France and Germany have decided to develop a European cloud. Towards the end of last year, news stories were already trumpeting their Gaia-X project as a challenger to the cloud giant Amazon. And there is a modicum of truth in it. One of the project’s objectives is indeed for European industry and public administration to get a tighter grip on its own data.
However, the most interesting aspect of the project is its goal to improve data management regardless of whether the data is located in a company’s own machine room or someone else’s. At best, the Gaia-X cloud could facilitate the reliable sharing of decentralised data. And that could in turn encourage European industrial companies and cities to provide data for services that could strengthen Europe’s competitiveness.
For example, an international logistics service could require information about traffic volumes, the weather, and the condition of trucks. There could easily be numerous parties involved and negotiations would mushroom out of control – not to mention the technical solutions. In contrast, the Gaia-X cloud project could end up being downright easy, if and when its contractual models and technical transfer solutions have been specified, and reliable parties have been certified. We would only need to turn on the tap and let the data flow in a controlled manner.
A great deal of specification work still lies ahead, but thankfully a lot is already behind us. Although the Gaia-X project has only just been launched, Europe has long been promoting the reliable exchange of data with retained ownership. For the last four years, a German-based community of companies and research institutes called the International Data Space Association (IDSA) has been focusing on this area in particular. Several Finnish companies also belong to this community, with VTT acting as the Finnish IDSA Hub. I would be extremely surprised if Gaia-X doesn’t benefit from the groundwork done by this community, such as developing open standards.

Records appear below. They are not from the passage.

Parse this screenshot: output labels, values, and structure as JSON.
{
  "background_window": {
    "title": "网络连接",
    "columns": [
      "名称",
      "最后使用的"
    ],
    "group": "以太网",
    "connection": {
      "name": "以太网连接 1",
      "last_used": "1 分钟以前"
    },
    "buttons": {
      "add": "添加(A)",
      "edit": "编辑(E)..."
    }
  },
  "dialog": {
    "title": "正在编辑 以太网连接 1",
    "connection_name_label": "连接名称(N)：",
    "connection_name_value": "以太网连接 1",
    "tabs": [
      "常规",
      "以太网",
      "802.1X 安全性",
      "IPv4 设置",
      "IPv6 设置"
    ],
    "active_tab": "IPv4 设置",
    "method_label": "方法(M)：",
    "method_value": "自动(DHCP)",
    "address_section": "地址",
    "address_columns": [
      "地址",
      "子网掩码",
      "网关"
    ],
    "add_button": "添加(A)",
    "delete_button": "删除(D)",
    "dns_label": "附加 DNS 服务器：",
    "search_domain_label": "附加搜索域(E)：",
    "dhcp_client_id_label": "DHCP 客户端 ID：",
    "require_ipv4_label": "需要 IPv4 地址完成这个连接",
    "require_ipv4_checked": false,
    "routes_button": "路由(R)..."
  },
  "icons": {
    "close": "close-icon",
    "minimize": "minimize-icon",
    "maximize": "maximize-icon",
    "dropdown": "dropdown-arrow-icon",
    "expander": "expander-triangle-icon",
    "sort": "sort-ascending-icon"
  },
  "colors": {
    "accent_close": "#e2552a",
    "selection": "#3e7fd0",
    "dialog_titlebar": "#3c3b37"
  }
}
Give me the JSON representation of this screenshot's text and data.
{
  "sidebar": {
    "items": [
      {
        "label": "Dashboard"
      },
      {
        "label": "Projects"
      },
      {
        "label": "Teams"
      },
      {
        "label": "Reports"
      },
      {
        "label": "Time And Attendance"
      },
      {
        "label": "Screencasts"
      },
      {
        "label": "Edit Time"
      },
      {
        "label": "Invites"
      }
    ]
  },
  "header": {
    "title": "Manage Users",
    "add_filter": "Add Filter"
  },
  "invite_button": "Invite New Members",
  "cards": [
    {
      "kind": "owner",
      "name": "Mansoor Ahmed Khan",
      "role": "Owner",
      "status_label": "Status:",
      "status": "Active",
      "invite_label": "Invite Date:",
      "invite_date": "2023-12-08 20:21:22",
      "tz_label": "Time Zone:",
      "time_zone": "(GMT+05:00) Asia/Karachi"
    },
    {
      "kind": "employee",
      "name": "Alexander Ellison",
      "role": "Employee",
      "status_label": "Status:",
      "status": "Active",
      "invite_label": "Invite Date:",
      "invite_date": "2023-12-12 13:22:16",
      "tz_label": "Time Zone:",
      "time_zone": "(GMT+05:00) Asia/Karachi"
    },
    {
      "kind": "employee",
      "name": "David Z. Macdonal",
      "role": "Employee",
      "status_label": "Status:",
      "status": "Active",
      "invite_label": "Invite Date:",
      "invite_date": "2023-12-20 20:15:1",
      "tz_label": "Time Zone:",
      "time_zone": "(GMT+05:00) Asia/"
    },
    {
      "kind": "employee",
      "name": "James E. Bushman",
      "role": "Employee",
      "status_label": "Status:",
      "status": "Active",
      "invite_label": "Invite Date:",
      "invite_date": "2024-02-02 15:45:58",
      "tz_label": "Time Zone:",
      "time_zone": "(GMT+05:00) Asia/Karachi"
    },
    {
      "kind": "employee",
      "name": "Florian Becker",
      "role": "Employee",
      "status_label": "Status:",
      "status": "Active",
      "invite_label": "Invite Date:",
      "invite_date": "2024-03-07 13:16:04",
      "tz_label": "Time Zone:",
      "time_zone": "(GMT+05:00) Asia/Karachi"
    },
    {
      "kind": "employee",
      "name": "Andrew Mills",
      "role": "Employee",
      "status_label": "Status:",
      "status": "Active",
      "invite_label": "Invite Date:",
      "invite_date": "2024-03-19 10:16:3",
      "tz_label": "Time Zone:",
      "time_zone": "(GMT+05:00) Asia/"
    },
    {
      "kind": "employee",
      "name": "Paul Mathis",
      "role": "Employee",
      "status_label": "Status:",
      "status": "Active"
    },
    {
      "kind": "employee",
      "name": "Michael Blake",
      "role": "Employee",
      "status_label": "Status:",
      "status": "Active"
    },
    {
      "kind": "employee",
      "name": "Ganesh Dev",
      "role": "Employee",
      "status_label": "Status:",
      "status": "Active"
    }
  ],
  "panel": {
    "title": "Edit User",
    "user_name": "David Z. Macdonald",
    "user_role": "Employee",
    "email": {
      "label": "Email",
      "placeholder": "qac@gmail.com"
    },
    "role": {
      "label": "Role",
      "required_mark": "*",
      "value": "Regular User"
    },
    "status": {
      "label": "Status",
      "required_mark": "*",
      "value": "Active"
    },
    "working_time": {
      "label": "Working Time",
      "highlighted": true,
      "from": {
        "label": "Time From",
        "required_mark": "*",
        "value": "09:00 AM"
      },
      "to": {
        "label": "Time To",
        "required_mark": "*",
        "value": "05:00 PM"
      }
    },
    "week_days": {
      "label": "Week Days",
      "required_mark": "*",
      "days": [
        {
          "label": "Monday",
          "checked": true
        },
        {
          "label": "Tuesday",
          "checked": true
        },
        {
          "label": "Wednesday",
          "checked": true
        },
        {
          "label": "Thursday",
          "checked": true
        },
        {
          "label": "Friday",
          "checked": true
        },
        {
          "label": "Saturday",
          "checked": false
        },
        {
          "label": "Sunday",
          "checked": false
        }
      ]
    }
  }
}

Many Finnish industrial companies are currently coming up with their own data solutions. Some are building closed ecosystems, while others are harnessing commercial cloud infrastructure. Good. Although it’s hardly worth sitting still and waiting for the Gaia-X cloud to appear, it’s worth staying open to the idea. It’s important for us to participate in European collaboration, and we’re ready to be in the vanguard when it comes to European infrastructure.
Finnish companies that provide data-sharing services should be especially proactive. These types of companies are springing up at a rapid rate, and Gaia-X will open up European-wide markets for them. Around a hundred major industrial companies and service providers are already participating in the Gaia-X project in France and Germany. Now it is time for Finland to join in and seek opportunities to create examples of compliance with the new standards.
Gaia-X will not solve all our problems. Debate over who will own the data in an industrial value chain continues. And alongside it, discussion over privacy issues surrounding personal data. Before long these conversations will merge. Data is not anymore conceptually divided into personal data or industrial data – it is simply data whose processing requires a set of rules and a platform that will provide the best way of complying with those rules.